User Behavioral Modeling for Web-based Systems

  • Author / Creator
    Sajjadi Ghaemmaghami, Saeedehsadat
  • Today’s users are spending more time on web applications. Many users browse
    web applications and navigate through different web pages. They may have
    different interests, especially when it comes to large-scale applications. The more
    the developers of the applications know about their users’ needs and interests, the
    smarter choices they will make for their application’s development. Inferring a
    behavioral model from users’ navigation patterns in a web application helps
    application providers to understand their users’ interests. A navigational pattern is
    a record of where a user visits; the pattern is extracted from the start to the end of
    a user session. User navigation information is obtained by collecting the data in a
    log file.
    Some studies instrumented the application’s web pages to collect data and then
    model user navigational behaviors. To instrument a web page, the source code of
    the program is modified with additional commands. However, this can be difficult
    when the source code is inaccessible. Ideally, a user behavioral inference process
    should not be required to instrument the application’s web pages to generate a user
    behavioral model.
    Also, a model generation approach needs to support the evolution of web
    applications. A behavioral model should be generated incrementally during its
    evolution and should play a role in the application’s evolution (upgrading)
    procedure. This can help sustain web applications.
    Inferring a model by predicting and analyzing users’ navigational behaviors isiii
    necessary to understand users’ interests. Developers can identify interesting (from
    users’ perspective) or problematic pages of applications and therefore improve the
    application design. Analyzing the behavioral model helps to detect design
    anomalies such as dead-ends; pages in which users are being prevented from
    leaving the page without closing it. Detecting dead-ends can significantly help in
    addressing design anomalies and providing solutions to retain users.

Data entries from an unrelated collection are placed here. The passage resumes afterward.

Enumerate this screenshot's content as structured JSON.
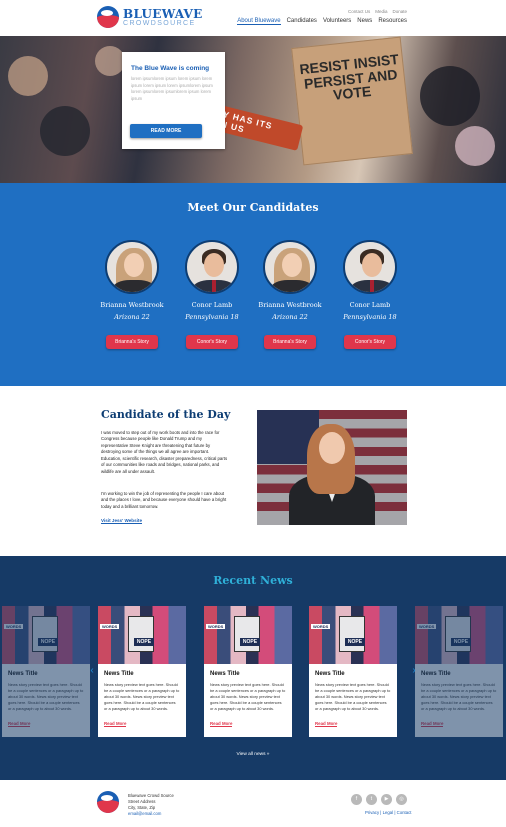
{
  "header": {
    "logo_line1": "BLUEWAVE",
    "logo_line2": "CROWDSOURCE",
    "utility": [
      "Contact Us",
      "Media",
      "Donate"
    ],
    "nav": [
      "About Bluewave",
      "Candidates",
      "Volunteers",
      "News",
      "Resources"
    ],
    "active_nav": "About Bluewave"
  },
  "hero": {
    "title": "The Blue Wave is coming",
    "body": "lorem ipsumlorem ipsum lorem ipsum lorem ipsum lorem ipsum lorem ipsumlorem ipsum lorem ipsumlorem ipsumlorem ipsum lorem ipsum",
    "button": "READ MORE",
    "sign_text": "RESIST INSIST PERSIST AND VOTE",
    "banner_text": "HISTORY HAS ITS EYES ON US"
  },
  "candidates": {
    "heading": "Meet Our Candidates",
    "items": [
      {
        "name": "Brianna Westbrook",
        "district": "Arizona 22",
        "button": "Brianna's Story"
      },
      {
        "name": "Conor Lamb",
        "district": "Pennsylvania 18",
        "button": "Conor's Story"
      },
      {
        "name": "Brianna Westbrook",
        "district": "Arizona 22",
        "button": "Brianna's Story"
      },
      {
        "name": "Conor Lamb",
        "district": "Pennsylvania 18",
        "button": "Conor's Story"
      }
    ]
  },
  "cotd": {
    "heading": "Candidate of the Day",
    "para1": "I was moved to step out of my work boots and into the race for Congress because people like Donald Trump and my representative Steve Knight are threatening that future by destroying some of the things we all agree are important. Education, scientific research, disaster preparedness, critical parts of our communities like roads and bridges, national parks, and wildlife are all under assault.",
    "para2": "I'm working to win the job of representing the people I care about and the places I love, and because everyone should have a bright today and a brilliant tomorrow.",
    "link": "Visit Jess' Website"
  },
  "news": {
    "heading": "Recent News",
    "cards": [
      {
        "title": "News Title",
        "body": "News story preview text goes here. Should be a couple sentences or a paragraph up to about 30 words. News story preview text goes here. Should be a couple sentences or a paragraph up to about 30 words.",
        "link": "Read More"
      },
      {
        "title": "News Title",
        "body": "News story preview text goes here. Should be a couple sentences or a paragraph up to about 30 words. News story preview text goes here. Should be a couple sentences or a paragraph up to about 30 words.",
        "link": "Read More"
      },
      {
        "title": "News Title",
        "body": "News story preview text goes here. Should be a couple sentences or a paragraph up to about 30 words. News story preview text goes here. Should be a couple sentences or a paragraph up to about 30 words.",
        "link": "Read More"
      },
      {
        "title": "News Title",
        "body": "News story preview text goes here. Should be a couple sentences or a paragraph up to about 30 words. News story preview text goes here. Should be a couple sentences or a paragraph up to about 30 words.",
        "link": "Read More"
      },
      {
        "title": "News Title",
        "body": "News story preview text goes here. Should be a couple sentences or a paragraph up to about 30 words. News story preview text goes here. Should be a couple sentences or a paragraph up to about 30 words.",
        "link": "Read More"
      }
    ],
    "image_words": "WORDS",
    "all_link": "View all news »"
  },
  "footer": {
    "org": "Bluewave Crowd Source",
    "street": "Street Address",
    "city": "City, State, Zip",
    "email": "email@email.com",
    "social": [
      "facebook-icon",
      "twitter-icon",
      "youtube-icon",
      "instagram-icon"
    ],
    "legal": [
      "Privacy",
      "Legal",
      "Contact"
    ]
  },
  "colors": {
    "primary": "#1f6fc2",
    "navy": "#163a66",
    "accent": "#e0364b",
    "news_heading": "#2fb0d8"
  }
}
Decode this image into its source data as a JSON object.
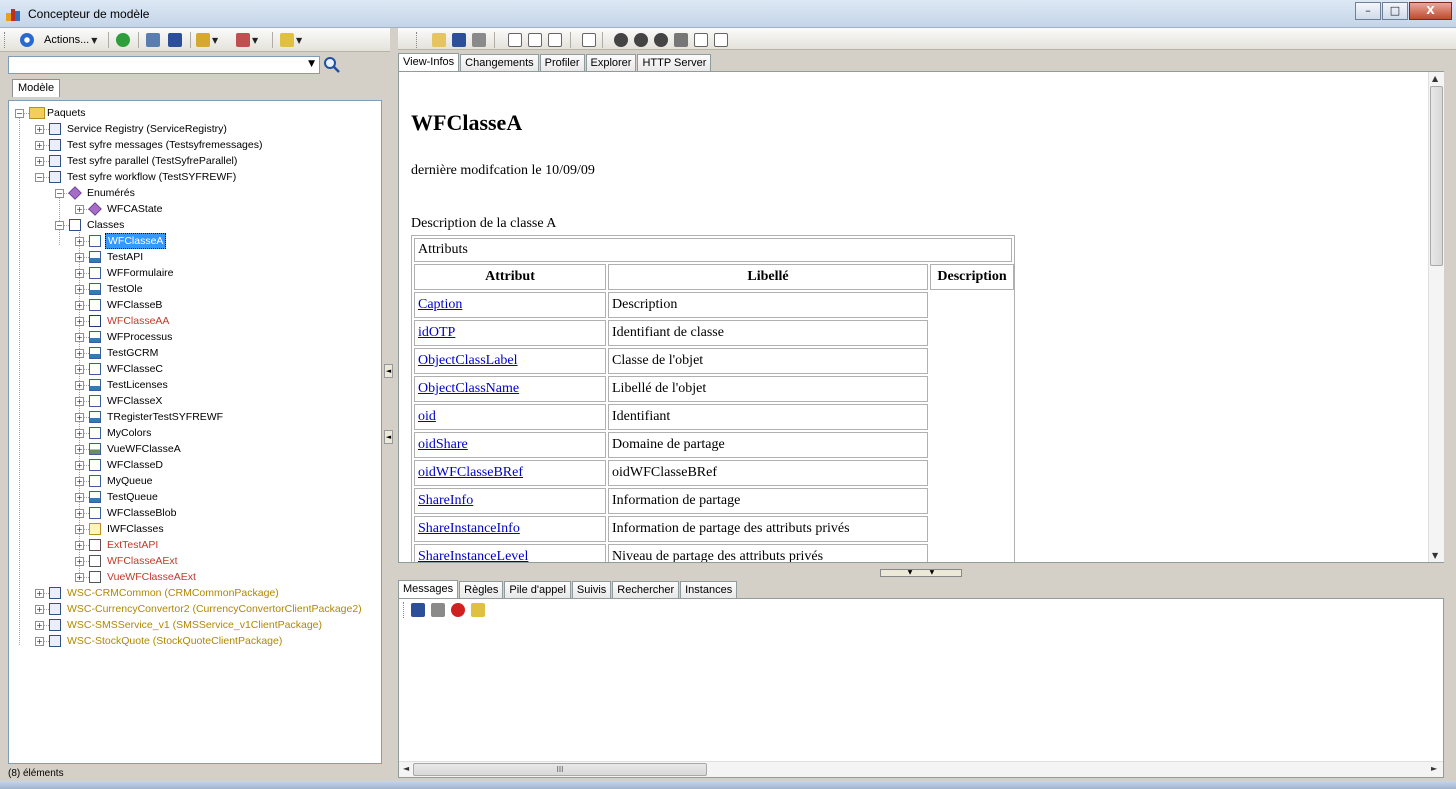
{
  "window": {
    "title": "Concepteur de modèle",
    "minimize": "–",
    "maximize": "□",
    "close": "X"
  },
  "left_toolbar": {
    "actions_label": "Actions..."
  },
  "search": {
    "value": "",
    "placeholder": ""
  },
  "left_tab": "Modèle",
  "tree": {
    "root": "Paquets",
    "packages_top": [
      "Service Registry (ServiceRegistry)",
      "Test syfre messages (Testsyfremessages)",
      "Test syfre parallel (TestSyfreParallel)",
      "Test syfre workflow (TestSYFREWF)"
    ],
    "enum_folder": "Enumérés",
    "enum_items": [
      "WFCAState"
    ],
    "classes_folder": "Classes",
    "classes": [
      {
        "label": "WFClasseA",
        "icon": "class-icon",
        "selected": true,
        "color": "#000000"
      },
      {
        "label": "TestAPI",
        "icon": "service-class-icon",
        "color": "#000000"
      },
      {
        "label": "WFFormulaire",
        "icon": "class-icon",
        "color": "#000000"
      },
      {
        "label": "TestOle",
        "icon": "service-class-icon",
        "color": "#000000"
      },
      {
        "label": "WFClasseB",
        "icon": "class-icon",
        "color": "#000000"
      },
      {
        "label": "WFClasseAA",
        "icon": "derived-class-icon",
        "color": "#c0392b"
      },
      {
        "label": "WFProcessus",
        "icon": "service-class-icon",
        "color": "#000000"
      },
      {
        "label": "TestGCRM",
        "icon": "service-class-icon",
        "color": "#000000"
      },
      {
        "label": "WFClasseC",
        "icon": "class-icon",
        "color": "#000000"
      },
      {
        "label": "TestLicenses",
        "icon": "service-class-icon",
        "color": "#000000"
      },
      {
        "label": "WFClasseX",
        "icon": "class-icon",
        "color": "#000000"
      },
      {
        "label": "TRegisterTestSYFREWF",
        "icon": "service-class-icon",
        "color": "#000000"
      },
      {
        "label": "MyColors",
        "icon": "class-icon",
        "color": "#000000"
      },
      {
        "label": "VueWFClasseA",
        "icon": "view-class-icon",
        "color": "#000000"
      },
      {
        "label": "WFClasseD",
        "icon": "class-icon",
        "color": "#000000"
      },
      {
        "label": "MyQueue",
        "icon": "class-icon",
        "color": "#000000"
      },
      {
        "label": "TestQueue",
        "icon": "service-class-icon",
        "color": "#000000"
      },
      {
        "label": "WFClasseBlob",
        "icon": "class-icon",
        "color": "#000000"
      },
      {
        "label": "IWFClasses",
        "icon": "interface-icon",
        "color": "#000000"
      },
      {
        "label": "ExtTestAPI",
        "icon": "extension-icon",
        "color": "#c0392b"
      },
      {
        "label": "WFClasseAExt",
        "icon": "extension-icon",
        "color": "#c0392b"
      },
      {
        "label": "VueWFClasseAExt",
        "icon": "extension-icon",
        "color": "#c0392b"
      }
    ],
    "packages_ws": [
      "WSC-CRMCommon (CRMCommonPackage)",
      "WSC-CurrencyConvertor2 (CurrencyConvertorClientPackage2)",
      "WSC-SMSService_v1 (SMSService_v1ClientPackage)",
      "WSC-StockQuote (StockQuoteClientPackage)"
    ],
    "ws_color": "#b08800"
  },
  "status": "(8) éléments",
  "right_tabs": [
    "View-Infos",
    "Changements",
    "Profiler",
    "Explorer",
    "HTTP Server"
  ],
  "doc": {
    "title": "WFClasseA",
    "modified": "dernière modifcation le 10/09/09",
    "description": "Description de la classe A",
    "attr_caption": "Attributs",
    "headers": [
      "Attribut",
      "Libellé",
      "Description"
    ],
    "rows": [
      [
        "Caption",
        "Description"
      ],
      [
        "idOTP",
        "Identifiant de classe"
      ],
      [
        "ObjectClassLabel",
        "Classe de l'objet"
      ],
      [
        "ObjectClassName",
        "Libellé de l'objet"
      ],
      [
        "oid",
        "Identifiant"
      ],
      [
        "oidShare",
        "Domaine de partage"
      ],
      [
        "oidWFClasseBRef",
        "oidWFClasseBRef"
      ],
      [
        "ShareInfo",
        "Information de partage"
      ],
      [
        "ShareInstanceInfo",
        "Information de partage des attributs privés"
      ],
      [
        "ShareInstanceLevel",
        "Niveau de partage des attributs privés"
      ]
    ]
  },
  "bottom_tabs": [
    "Messages",
    "Règles",
    "Pile d'appel",
    "Suivis",
    "Rechercher",
    "Instances"
  ],
  "scroll": {
    "hthumb_text": "III"
  }
}
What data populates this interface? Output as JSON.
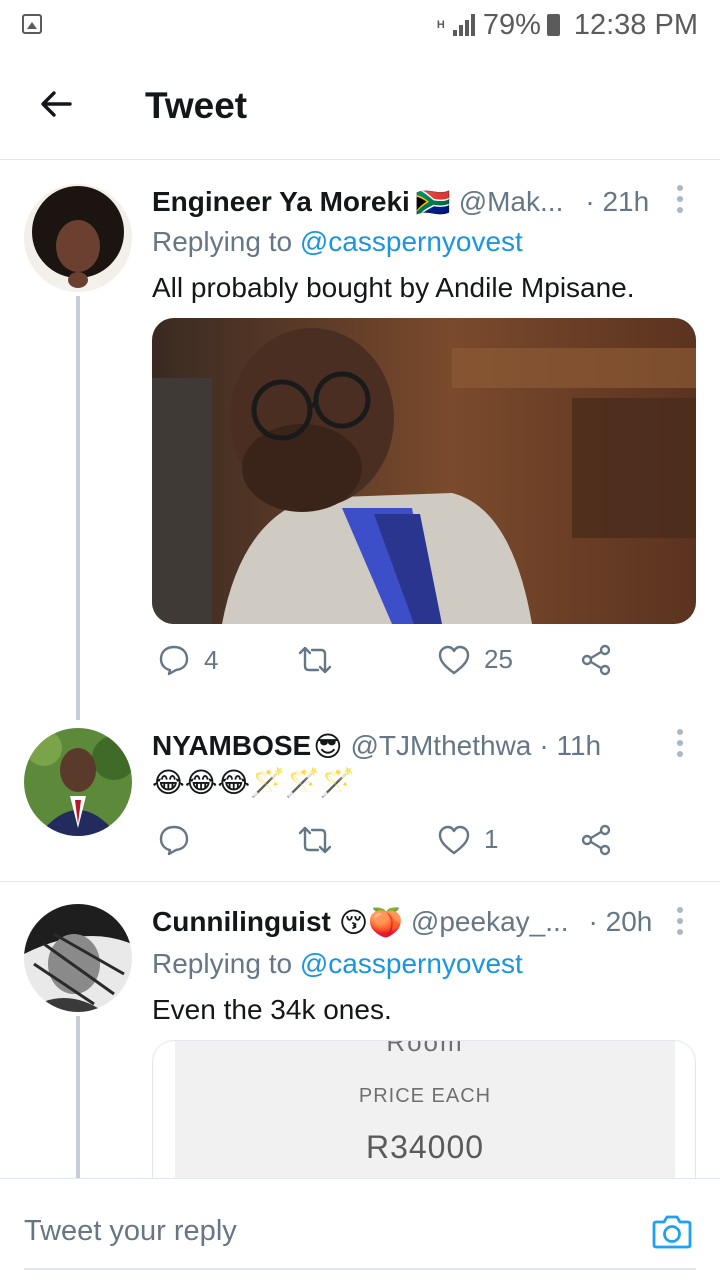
{
  "status_bar": {
    "battery": "79%",
    "time": "12:38 PM",
    "network": "H"
  },
  "header": {
    "title": "Tweet"
  },
  "tweets": [
    {
      "name": "Engineer Ya Moreki",
      "flag": "🇿🇦",
      "handle": "@Mak...",
      "time": "· 21h",
      "reply_prefix": "Replying to ",
      "reply_to": "@casspernyovest",
      "text": "All probably bought by Andile Mpisane.",
      "replies": "4",
      "retweets": "",
      "likes": "25"
    },
    {
      "name": "NYAMBOSE",
      "emoji": "😎",
      "handle": "@TJMthethwa",
      "time": "· 11h",
      "text": "😂😂😂🪄🪄🪄",
      "replies": "",
      "retweets": "",
      "likes": "1"
    },
    {
      "name": "Cunnilinguist",
      "emoji": "😚🍑",
      "handle": "@peekay_...",
      "time": "· 20h",
      "reply_prefix": "Replying to ",
      "reply_to": "@casspernyovest",
      "text": "Even the 34k ones."
    }
  ],
  "card": {
    "cut_text": "Room",
    "label": "PRICE EACH",
    "price": "R34000"
  },
  "compose": {
    "placeholder": "Tweet your reply"
  },
  "icons": [
    "back-arrow-icon",
    "more-vertical-icon",
    "reply-icon",
    "retweet-icon",
    "like-icon",
    "share-icon",
    "camera-icon"
  ],
  "colors": {
    "link": "#1b95e0",
    "secondary_text": "#657786",
    "thread_line": "#c4cfd6"
  }
}
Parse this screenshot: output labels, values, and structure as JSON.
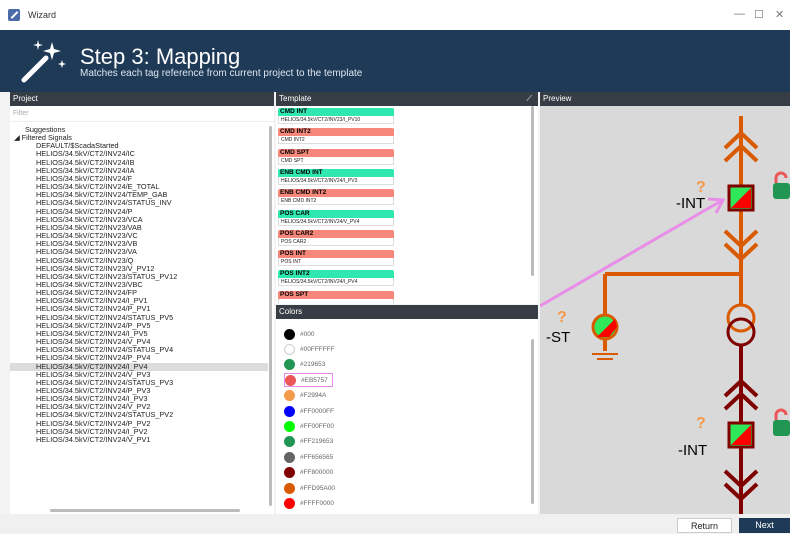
{
  "window": {
    "title": "Wizard",
    "controls": [
      "—",
      "☐",
      "✕"
    ]
  },
  "header": {
    "title": "Step 3: Mapping",
    "subtitle": "Matches each tag reference from current project to the template"
  },
  "project": {
    "title": "Project",
    "filter_placeholder": "Filter",
    "items": [
      "Suggestions",
      "◢ Filtered Signals",
      "DEFAULT/$ScadaStarted",
      "HELIOS/34.5kV/CT2/INV24/IC",
      "HELIOS/34.5kV/CT2/INV24/IB",
      "HELIOS/34.5kV/CT2/INV24/IA",
      "HELIOS/34.5kV/CT2/INV24/F",
      "HELIOS/34.5kV/CT2/INV24/E_TOTAL",
      "HELIOS/34.5kV/CT2/INV24/TEMP_GAB",
      "HELIOS/34.5kV/CT2/INV24/STATUS_INV",
      "HELIOS/34.5kV/CT2/INV24/P",
      "HELIOS/34.5kV/CT2/INV23/VCA",
      "HELIOS/34.5kV/CT2/INV23/VAB",
      "HELIOS/34.5kV/CT2/INV23/VC",
      "HELIOS/34.5kV/CT2/INV23/VB",
      "HELIOS/34.5kV/CT2/INV23/VA",
      "HELIOS/34.5kV/CT2/INV23/Q",
      "HELIOS/34.5kV/CT2/INV23/V_PV12",
      "HELIOS/34.5kV/CT2/INV23/STATUS_PV12",
      "HELIOS/34.5kV/CT2/INV23/VBC",
      "HELIOS/34.5kV/CT2/INV24/FP",
      "HELIOS/34.5kV/CT2/INV24/I_PV1",
      "HELIOS/34.5kV/CT2/INV24/P_PV1",
      "HELIOS/34.5kV/CT2/INV24/STATUS_PV5",
      "HELIOS/34.5kV/CT2/INV24/P_PV5",
      "HELIOS/34.5kV/CT2/INV24/I_PV5",
      "HELIOS/34.5kV/CT2/INV24/V_PV4",
      "HELIOS/34.5kV/CT2/INV24/STATUS_PV4",
      "HELIOS/34.5kV/CT2/INV24/P_PV4",
      "HELIOS/34.5kV/CT2/INV24/I_PV4",
      "HELIOS/34.5kV/CT2/INV24/V_PV3",
      "HELIOS/34.5kV/CT2/INV24/STATUS_PV3",
      "HELIOS/34.5kV/CT2/INV24/P_PV3",
      "HELIOS/34.5kV/CT2/INV24/I_PV3",
      "HELIOS/34.5kV/CT2/INV24/V_PV2",
      "HELIOS/34.5kV/CT2/INV24/STATUS_PV2",
      "HELIOS/34.5kV/CT2/INV24/P_PV2",
      "HELIOS/34.5kV/CT2/INV24/I_PV2",
      "HELIOS/34.5kV/CT2/INV24/V_PV1"
    ]
  },
  "template": {
    "title": "Template",
    "cards": [
      {
        "name": "CMD INT",
        "value": "HELIOS/34.5kV/CT2/INV23/I_PV10",
        "color": "#2ee8b0"
      },
      {
        "name": "CMD INT2",
        "value": "CMD INT2",
        "color": "#f7877a"
      },
      {
        "name": "CMD SPT",
        "value": "CMD SPT",
        "color": "#f7877a"
      },
      {
        "name": "ENB CMD INT",
        "value": "HELIOS/34.5kV/CT2/INV24/I_PV3",
        "color": "#2ee8b0"
      },
      {
        "name": "ENB CMD INT2",
        "value": "ENB CMD INT2",
        "color": "#f7877a"
      },
      {
        "name": "POS CAR",
        "value": "HELIOS/34.5kV/CT2/INV24/V_PV4",
        "color": "#2ee8b0"
      },
      {
        "name": "POS CAR2",
        "value": "POS CAR2",
        "color": "#f7877a"
      },
      {
        "name": "POS INT",
        "value": "POS INT",
        "color": "#f7877a"
      },
      {
        "name": "POS INT2",
        "value": "HELIOS/34.5kV/CT2/INV24/I_PV4",
        "color": "#2ee8b0"
      },
      {
        "name": "POS SPT",
        "value": "",
        "color": "#f7877a"
      }
    ]
  },
  "colors": {
    "title": "Colors",
    "items": [
      {
        "label": "#000",
        "color": "#000000"
      },
      {
        "label": "#00FFFFFF",
        "color": "#ffffff"
      },
      {
        "label": "#219653",
        "color": "#219653"
      },
      {
        "label": "#EB5757",
        "color": "#EB5757"
      },
      {
        "label": "#F2994A",
        "color": "#F2994A"
      },
      {
        "label": "#FF0000FF",
        "color": "#0000ff"
      },
      {
        "label": "#FF00FF00",
        "color": "#00ff00"
      },
      {
        "label": "#FF219653",
        "color": "#219653"
      },
      {
        "label": "#FF656565",
        "color": "#656565"
      },
      {
        "label": "#FF800000",
        "color": "#800000"
      },
      {
        "label": "#FFD95A00",
        "color": "#D95A00"
      },
      {
        "label": "#FFFF0000",
        "color": "#ff0000"
      }
    ]
  },
  "preview": {
    "title": "Preview",
    "labels": {
      "int_top": "-INT",
      "st": "-ST",
      "int_bottom": "-INT",
      "question": "?"
    }
  },
  "footer": {
    "return_label": "Return",
    "next_label": "Next"
  },
  "accents": {
    "header_bg": "#1e3a57",
    "line_orange": "#d95a00",
    "maroon": "#800000",
    "arrow": "#e98ee8"
  }
}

Satisfied
    customers are more likely to stay with the company and contribute to its success.
    It is ideal to analyze web pages to model user behaviors. Web page analysis
    methods utilize web page segmentation which is the process of segmenting a web
    page into different blocks, where each block contains similar components in terms
    of structural, visual, or contextual similarity. Current segmentation methods use
    the Document Object Model (DOM) structure of a web page and vision-based
    techniques to segment a web page. However, current methods do not consider
    semantic analysis to categorize pages. Semantic analysis includes extracting text
    from segmented blocks, computing textual similarity, and regrouping blocks.
    In this research, we attempt to bridge several gaps in all the above-mentioned
    areas. Firstly, we provide an automated approach, with no instrumentation, to
    generate user behavioral models. We evaluate the utility of our approach by using
    it on a large-scale mobile and desktop application. Also, we evaluate the evolving
    properties of interaction patterns against the inferred behavioral models using an
    analysis engine.
    Next, we present a new combination model of web page segmentation, namelyiv
    Fusion-Block, by dividing the content of a web page into blocks by initially
    considering human perception (inspired by Gestalt laws of grouping) and
    subsequentially re-segmenting initial similar blocks using semantic text similarity.
    Hence, in the next part of our research, we improve the segmentation model,
    namely Integrated-Block, by merging the DOM structure, vision-based, and textbased similarity metrics of web pages. Finally, to verify the effectiveness of our
    approach, we applied it to the public datasets and compared it with the five existing
    state-of-the-art algorithms. We demonstrate the value and novelty of the presented
    solutions using extensive evaluations throughout the thesis.

  • Subjects / Keywords
  • Graduation date
    Spring 2022
  • Type of Item
  • Degree
    Doctor of Philosophy
  • DOI
  • License
    This thesis is made available by the University of Alberta Libraries with permission of the copyright owner solely for non-commercial purposes. This thesis, or any portion thereof, may not otherwise be copied or reproduced without the written consent of the copyright owner, except to the extent permitted by Canadian copyright law.